Scott Ball / Rivard Report
About 100 members of the public and dignitaries gathered at Brooks on Wednesday morning to dedicate Sun Mountain, a new public sculpture by Cruz Ortiz honoring the late legislator Frank Tejeda.
The dedication ceremony began somberly, with a Marine color guard offering tribute to Tejeda, a decorated U.S. Marine Corps veteran who died in 1997 of brain cancer at age 51. Tejeda was awarded a Purple Heart, Bronze Star, and Silver Star for his service in the Vietnam War, then went on to represent the South Side, first in the Texas House of Representatives, then in the Texas Senate, then as U.S. representative for the 28th Congressional District.
While Tejeda was in Congress, the eventual closure of the Brooks Air Force base was announced. Although he was unable to stop the closure, Tejeda rallied business and community leaders to rebuild the base as a new residential and commercial zone, through a partnership called the Brooks Redevelopment Authority.
At the corner of City Base Landing and Aviation Landing, Sun Mountain will serve as the gateway to a new light industrial park under development, said Leo Gomez, president and chief executive officer of Brooks.
“Every day when there’s a few thousand people coming to work in this part of Brooks, they will pass by this corner and hopefully be reminded of the man who made it all possible to begin with,” Gomez said.
As camera bulbs and lightning flashed inside and outside a tent erected to protect attendees from rainy conditions, Councilwoman Rebecca Viagran (D3) acknowledged members of the Tejeda family as friends. Viagran recalled Tejeda’s “office” at the Southwest Military Road Sizzler restaurant, with papers strewn over his booth table and daughters nearby.
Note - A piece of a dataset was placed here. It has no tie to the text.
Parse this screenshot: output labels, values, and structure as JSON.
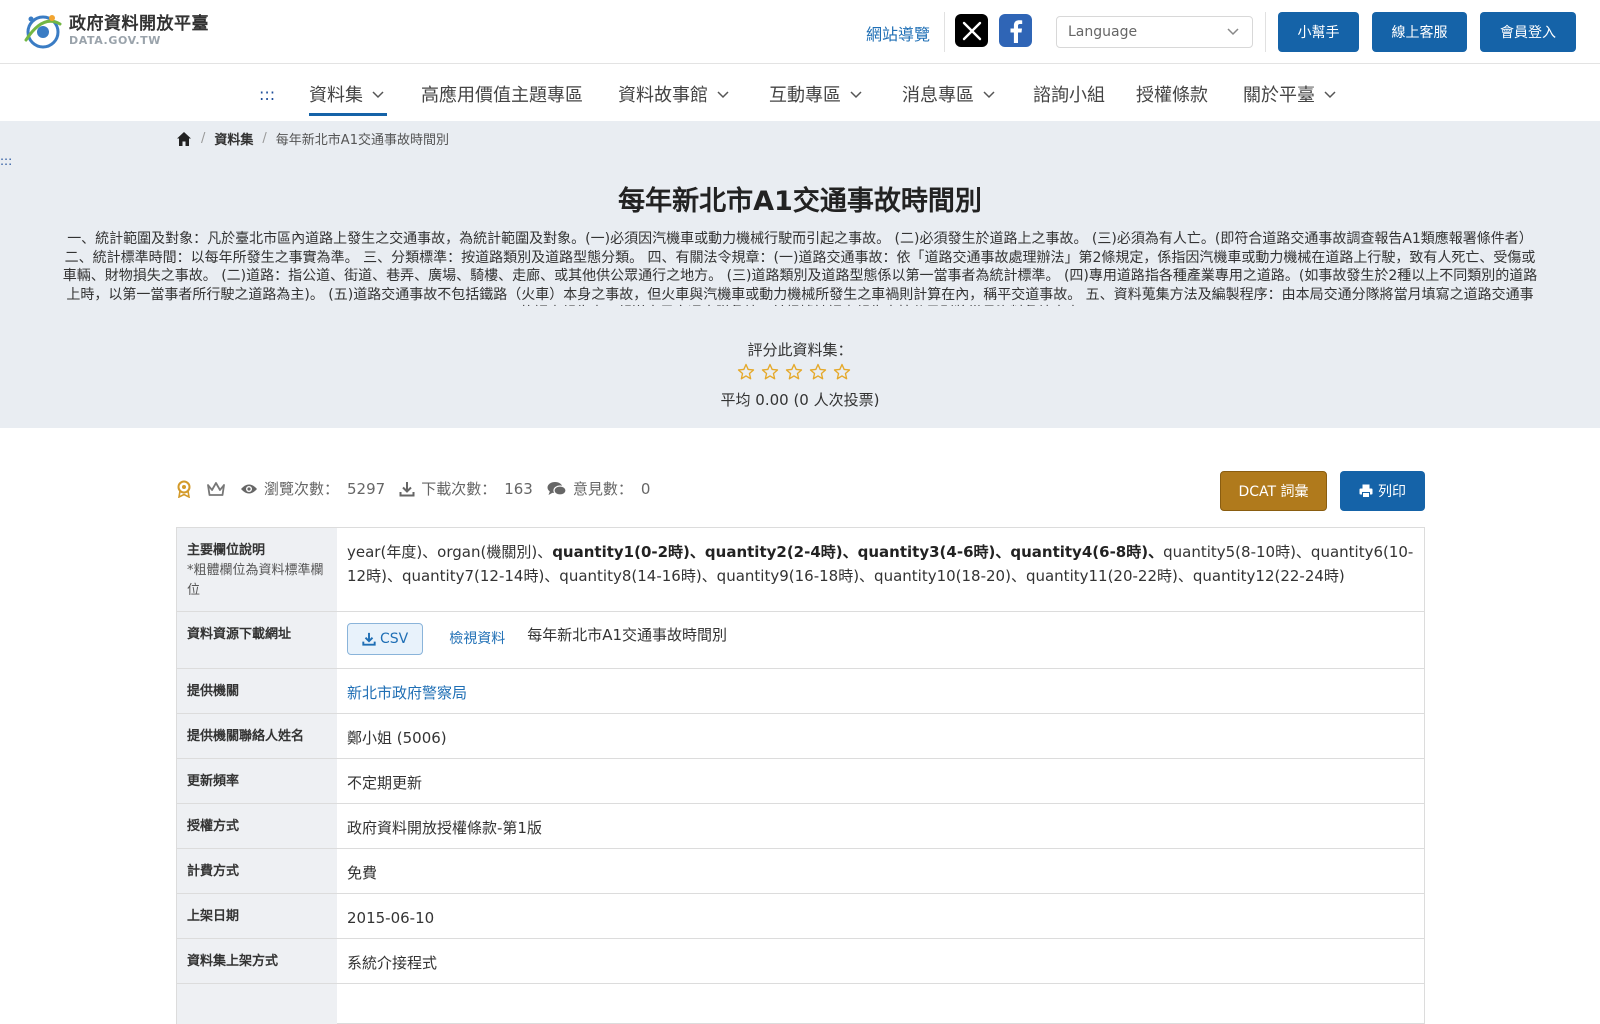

Daughters Marissa and Sonia were present for the dedication, along with Tejeda’s mother, Lillie, and Marissa’s son Robert Frank Ximenes, dressed in his San Antonio Academy cadet uniform.
Introducing Ortiz, Gomez said, “As we thought about who the right artist would be, we knew that the Congressman would like it to be a South Sider, someone that not only understood him and his family and their values, but the values of the South Side. And that’s why we knew the right person to do that was Cruz Ortiz and his team.”
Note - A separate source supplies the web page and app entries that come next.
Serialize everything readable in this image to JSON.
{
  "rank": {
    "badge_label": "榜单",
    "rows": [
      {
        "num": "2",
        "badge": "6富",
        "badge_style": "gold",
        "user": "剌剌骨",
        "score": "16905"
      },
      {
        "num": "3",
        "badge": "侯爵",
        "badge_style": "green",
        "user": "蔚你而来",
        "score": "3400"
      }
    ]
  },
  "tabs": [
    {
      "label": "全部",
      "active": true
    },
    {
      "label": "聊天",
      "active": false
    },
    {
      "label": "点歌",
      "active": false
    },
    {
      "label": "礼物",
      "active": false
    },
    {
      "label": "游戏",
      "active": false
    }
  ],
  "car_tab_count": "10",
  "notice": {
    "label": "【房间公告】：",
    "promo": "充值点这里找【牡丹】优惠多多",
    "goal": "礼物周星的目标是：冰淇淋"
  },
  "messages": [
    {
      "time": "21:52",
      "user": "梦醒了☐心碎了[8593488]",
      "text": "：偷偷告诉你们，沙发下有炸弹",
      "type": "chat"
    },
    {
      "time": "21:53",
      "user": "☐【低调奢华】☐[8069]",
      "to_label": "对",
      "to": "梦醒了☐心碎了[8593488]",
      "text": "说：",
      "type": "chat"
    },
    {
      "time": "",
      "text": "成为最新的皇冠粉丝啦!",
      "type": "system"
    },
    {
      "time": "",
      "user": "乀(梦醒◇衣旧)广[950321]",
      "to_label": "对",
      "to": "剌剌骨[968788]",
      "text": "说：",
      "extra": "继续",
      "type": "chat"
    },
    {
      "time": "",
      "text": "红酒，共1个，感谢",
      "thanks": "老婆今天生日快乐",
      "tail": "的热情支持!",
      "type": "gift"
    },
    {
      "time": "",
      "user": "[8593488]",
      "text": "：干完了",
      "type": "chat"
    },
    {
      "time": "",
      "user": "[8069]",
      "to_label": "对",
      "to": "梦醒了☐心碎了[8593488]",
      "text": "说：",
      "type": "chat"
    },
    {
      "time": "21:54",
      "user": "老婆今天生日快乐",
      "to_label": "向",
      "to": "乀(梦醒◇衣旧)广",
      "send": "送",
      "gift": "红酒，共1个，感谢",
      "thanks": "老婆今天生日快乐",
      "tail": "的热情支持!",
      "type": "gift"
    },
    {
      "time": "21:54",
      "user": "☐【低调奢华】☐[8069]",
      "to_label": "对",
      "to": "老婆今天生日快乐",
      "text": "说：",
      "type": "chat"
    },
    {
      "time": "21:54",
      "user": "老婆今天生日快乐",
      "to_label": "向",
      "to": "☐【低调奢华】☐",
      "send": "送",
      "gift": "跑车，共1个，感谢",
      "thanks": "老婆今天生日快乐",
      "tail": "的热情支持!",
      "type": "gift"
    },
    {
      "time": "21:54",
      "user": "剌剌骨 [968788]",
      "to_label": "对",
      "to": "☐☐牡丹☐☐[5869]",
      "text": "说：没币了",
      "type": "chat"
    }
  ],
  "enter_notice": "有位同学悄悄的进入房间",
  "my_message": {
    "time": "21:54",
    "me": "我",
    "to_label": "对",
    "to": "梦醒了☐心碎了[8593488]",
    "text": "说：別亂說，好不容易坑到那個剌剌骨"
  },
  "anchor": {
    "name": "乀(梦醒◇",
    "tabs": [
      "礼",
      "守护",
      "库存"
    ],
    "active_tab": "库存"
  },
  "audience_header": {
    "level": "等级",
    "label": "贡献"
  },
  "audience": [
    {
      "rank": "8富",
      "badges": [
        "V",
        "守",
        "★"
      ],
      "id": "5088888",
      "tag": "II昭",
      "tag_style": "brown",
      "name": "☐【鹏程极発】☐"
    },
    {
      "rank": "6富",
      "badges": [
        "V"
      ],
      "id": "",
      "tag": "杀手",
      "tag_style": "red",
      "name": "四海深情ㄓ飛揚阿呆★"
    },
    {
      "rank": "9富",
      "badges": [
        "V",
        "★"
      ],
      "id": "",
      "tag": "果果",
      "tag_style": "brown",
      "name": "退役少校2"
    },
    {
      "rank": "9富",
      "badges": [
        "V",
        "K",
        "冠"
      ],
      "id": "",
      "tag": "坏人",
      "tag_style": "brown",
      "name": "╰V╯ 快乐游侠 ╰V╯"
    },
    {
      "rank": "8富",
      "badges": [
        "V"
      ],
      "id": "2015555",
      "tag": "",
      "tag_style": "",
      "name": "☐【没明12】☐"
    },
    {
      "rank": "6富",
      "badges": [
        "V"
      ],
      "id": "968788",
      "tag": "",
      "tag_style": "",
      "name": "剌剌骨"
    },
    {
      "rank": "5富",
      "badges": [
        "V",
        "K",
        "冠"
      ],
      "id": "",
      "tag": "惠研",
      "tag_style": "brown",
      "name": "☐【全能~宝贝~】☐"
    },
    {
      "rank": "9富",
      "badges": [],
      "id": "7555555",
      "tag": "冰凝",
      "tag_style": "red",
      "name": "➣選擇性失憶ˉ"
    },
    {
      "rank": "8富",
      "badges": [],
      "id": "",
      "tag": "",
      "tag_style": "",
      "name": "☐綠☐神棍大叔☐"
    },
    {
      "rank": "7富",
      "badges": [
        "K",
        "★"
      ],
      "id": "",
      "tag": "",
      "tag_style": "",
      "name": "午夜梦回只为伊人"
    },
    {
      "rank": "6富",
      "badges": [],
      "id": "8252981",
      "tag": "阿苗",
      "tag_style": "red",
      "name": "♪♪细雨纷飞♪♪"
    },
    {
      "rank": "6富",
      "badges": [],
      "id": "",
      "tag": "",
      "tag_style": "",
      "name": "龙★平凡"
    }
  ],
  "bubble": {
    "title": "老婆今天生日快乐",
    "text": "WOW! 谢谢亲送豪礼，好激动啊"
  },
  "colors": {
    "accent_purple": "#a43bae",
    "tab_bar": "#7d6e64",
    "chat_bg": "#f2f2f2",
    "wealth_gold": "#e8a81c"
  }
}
Ortiz said he considers Tejeda a hero, a role model, and “the ultimate representative” of the South Side. Ortiz told the crowd he tried to conceptually capture Tejeda’s presence in the sculpture.
“I thought, well, you know, there are no mountains on the South Side. Well, there are now. There’s a big one right behind me,” Ortiz said, gesturing to the light teal, shaped steel object behind him, “and his name is Frank Tejeda.”
After the speeches, Ortiz said the sculpture is “positioned for the sunrise during springtime, to where it casts a nice shadow on the concrete.” The concrete platform supporting the sculpture was also designed to “add more accents” to the overall structure and movement of light.
Ortiz said he also wanted to acknowledge the “small stories” of the neighborhood, where so many residents had their own stories of Tejeda’s life and legacy. He said he was honored to be selected for the commission, because he shares with Tejeda a goal of “human development” and cultural development alongside economic development.
“He understood the importance of participation, and owning his own narrative, and the narrative of his own people,” Ortiz said of Tejeda.
That narrative includes the history of the three Southside Air Force bases – Kelly, Brooks, and Lackland – and the community’s enduring pride, Ortiz said. “This entire community built a nation of aerospace. … I wanted to reflect that as well in the materiality of the artwork. It’s made of steel. It’s not going anywhere.”
Tejeda’s brother Juan Tejeda, a San Antonio conjunto musician, educator, and historian, was among those remembering the congressman.
“He meant so many different things to the Southside,” he said. “I think he meant the hope for a better future for our people and all people” and showed that Chicanos can succeed and “accomplish great things. He was very driven, had a hell of a will, and very disciplined. He had a great faith in our people.”
During her brief speech, Frank’s daughter Marissa said that her father told his fellow Washington politicians that his people would succeed despite the base closures. In his words, she said, “there’s not one place in the nation that has people that love their community more, and are harder workers, than the people of San Antonio.”